Here's my quickie cheat sheet on what you'll need to prep for verbal:
1. Start reading every day.
Spend ~45 minutes reading non-MCAT stuff (humanities, etc.) that's written at an MCAT level. Many folks recommend The Economist, and that's certainly a fine choice, but my preference is actually a college philosophy textbook. Pick up an old copy of Reason & Responsibility. Get an old, used edition for like $5 on Amazon. It's a classic philosophy 101 textbook used in Universities all over the country. It'll cover lots of different very abstract, very challenging ideas.
2. Get Verbal Practice Book(s).
The only materials I "officially" endorse are the AAMC Practice Tests, the AAMC Self-Assessment Packages, and the AAMC MCAT Official Guide (has a handful of practice questions not found elsewhere). After that, you could buy the verbal book from KTP, TPR, TBR, EK. They'll run you $20 - $60 a pop and the quality varies but it can be good to hear several different suggestions for how to do verbal.
3. Get online verbal practice.
Here, you can go with Gold Standards full exams (decent quality, very good price), the MCATquestion.com guys have ~30 passages in their question pool. Again, varying quality but really good price. The TBR full exams are quite good, but kinda pricey and have pretty restrictive use policies.
4. Most importantly, use your materials WELL! Folks make the mistake of just wanting to buy more, more, more. Instead, you should very thoroughly be reviewing every passage. Analyze the questions/passages/explanations AT LENGTH. My rule of thumb is that it should take you 1.5x to 2x as long to review materials as doing it in the first place.
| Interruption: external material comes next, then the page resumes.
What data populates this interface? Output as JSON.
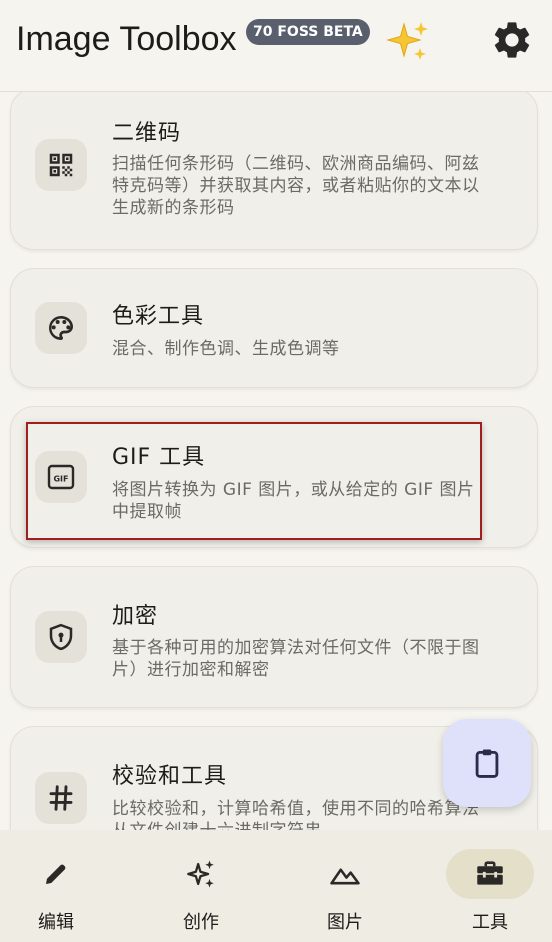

Most students will rush through only doing a fraction of that.